At the end of the game, UCLA had no defense. Keep in mind, Stanford had lost their best player and their starting center. Yet, Stanford killed us.

3. Closing out

I told them that you might have nights where the free throw doesn’t go in; but the tenacity and the nastiness was not there in the second half.... We were up 12 with eight, nine minutes to go. It was Michigan revisited. We couldn’t close it out, and we have to figure that out.... We’ve had great effort all year long. It’s more of a toughness issue of understanding how hard it is to win on the road, and you can’t get up 12 to 14 points and relax. That’s when we have to step on the throat. This team just hasn’t learned that yet. Their effort now has to become really tough and nasty, and we haven’t been able to figure that out consistently on the road.

I have some sympathy for the free throw issue. On this issue, I have no sympathy. Alford is well paid to deal with it. Part of the problem is the end of games and OT the offense becomes Aaron Holiday only. Aaron is great but this is a team game. At the end of regulation, it was Michigan all over again with every possession run the clock down and a high screen from Welsh. Holiday is great but that is not his play. For Bryce Alford and Welsh, that was a great play as Bryce was great at the step back three. That isn’t the case with Holiday, who is best driving to the basket. That brings us to point four.

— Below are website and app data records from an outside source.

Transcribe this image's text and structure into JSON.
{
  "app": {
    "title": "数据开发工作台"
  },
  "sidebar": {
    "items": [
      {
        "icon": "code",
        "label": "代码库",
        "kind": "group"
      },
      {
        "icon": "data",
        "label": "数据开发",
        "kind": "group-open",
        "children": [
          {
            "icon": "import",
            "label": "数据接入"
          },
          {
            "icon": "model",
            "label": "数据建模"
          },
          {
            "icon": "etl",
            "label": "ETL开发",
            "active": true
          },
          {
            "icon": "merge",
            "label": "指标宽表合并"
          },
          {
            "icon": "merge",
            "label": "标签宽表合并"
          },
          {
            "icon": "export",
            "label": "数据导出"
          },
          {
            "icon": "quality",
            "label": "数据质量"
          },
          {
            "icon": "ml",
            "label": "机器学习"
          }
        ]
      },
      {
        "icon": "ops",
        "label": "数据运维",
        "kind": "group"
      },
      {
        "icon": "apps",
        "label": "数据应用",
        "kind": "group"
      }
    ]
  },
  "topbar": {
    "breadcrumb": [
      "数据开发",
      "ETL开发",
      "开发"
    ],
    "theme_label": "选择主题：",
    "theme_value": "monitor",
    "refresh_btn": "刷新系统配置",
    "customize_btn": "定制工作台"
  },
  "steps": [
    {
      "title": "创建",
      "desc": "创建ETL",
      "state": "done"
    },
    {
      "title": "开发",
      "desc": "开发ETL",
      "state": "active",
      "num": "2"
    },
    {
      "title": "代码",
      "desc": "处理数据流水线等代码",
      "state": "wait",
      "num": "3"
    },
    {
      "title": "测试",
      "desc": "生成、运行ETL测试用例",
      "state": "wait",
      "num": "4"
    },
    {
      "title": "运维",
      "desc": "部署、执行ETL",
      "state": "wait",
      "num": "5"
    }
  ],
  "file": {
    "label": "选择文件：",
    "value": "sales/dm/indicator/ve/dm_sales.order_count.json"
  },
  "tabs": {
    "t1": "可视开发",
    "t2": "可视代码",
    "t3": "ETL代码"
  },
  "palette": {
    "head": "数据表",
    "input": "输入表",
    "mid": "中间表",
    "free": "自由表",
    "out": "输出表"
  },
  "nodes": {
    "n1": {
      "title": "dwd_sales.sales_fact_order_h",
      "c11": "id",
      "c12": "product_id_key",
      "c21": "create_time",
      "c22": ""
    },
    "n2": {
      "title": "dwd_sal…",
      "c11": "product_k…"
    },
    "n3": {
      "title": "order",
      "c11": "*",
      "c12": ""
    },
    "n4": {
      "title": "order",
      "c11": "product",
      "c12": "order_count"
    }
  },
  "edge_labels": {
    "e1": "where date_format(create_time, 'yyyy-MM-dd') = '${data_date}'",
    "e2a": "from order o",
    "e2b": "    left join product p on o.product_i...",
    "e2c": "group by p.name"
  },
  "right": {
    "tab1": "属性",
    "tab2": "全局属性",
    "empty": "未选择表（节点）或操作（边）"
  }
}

4. Offense

We’re not the super over-talented offensive team that we were a year ago, so we can’t just rely on offense.

This point, Alford really did not make. The offense was ugly. Mostly individual effort and only 10 assists on 99 points? Yikes.

There are a couple other notes from the Daily Bruin. Gyorgy Goloman scored his career high and Wilkes again carried us for part of the game when Holiday was cold and Welsh was hurt.

Ali and freshman guard Kris Wilkes provided the secondary scoring to Holiday, pouring in 16 and 18 points, respectively. Senior forward GG Goloman also notched a career-high 14 points.

Speaking of Welsh, man, what a strange game! Ben Bolch of the LA Times writes:

It had already been an odd game for the Bruins. Welsh required three stitches for a gash on his nose that forced him to miss most of the first half and to wear a mask after halftime. The mask affected Welsh’s shooting as he airballed a three-pointer and missed back-to-back free throws.

Welsh was called for a foul on the play in which he suffered the cut, awarding Travis two free throws while Welsh went to the locker room with blood coating his nose.

Welsh finally sprinted back onto the court during a timeout with about 31/2 minutes left in the first half while wearing No. 55 because his usual No. 40 jersey had been smeared with blood. Welsh checked back into the game but had to check back out less than a minute later after picking up his second foul.

The last word, again, UCLA has now choked both its true road games this year. Thuc Nhi Nguyen of writes:

UCLA made the mistake of blowing a double-digit second-half lead in its first road game of the year at Michigan. Then the Bruins did it again against Stanford.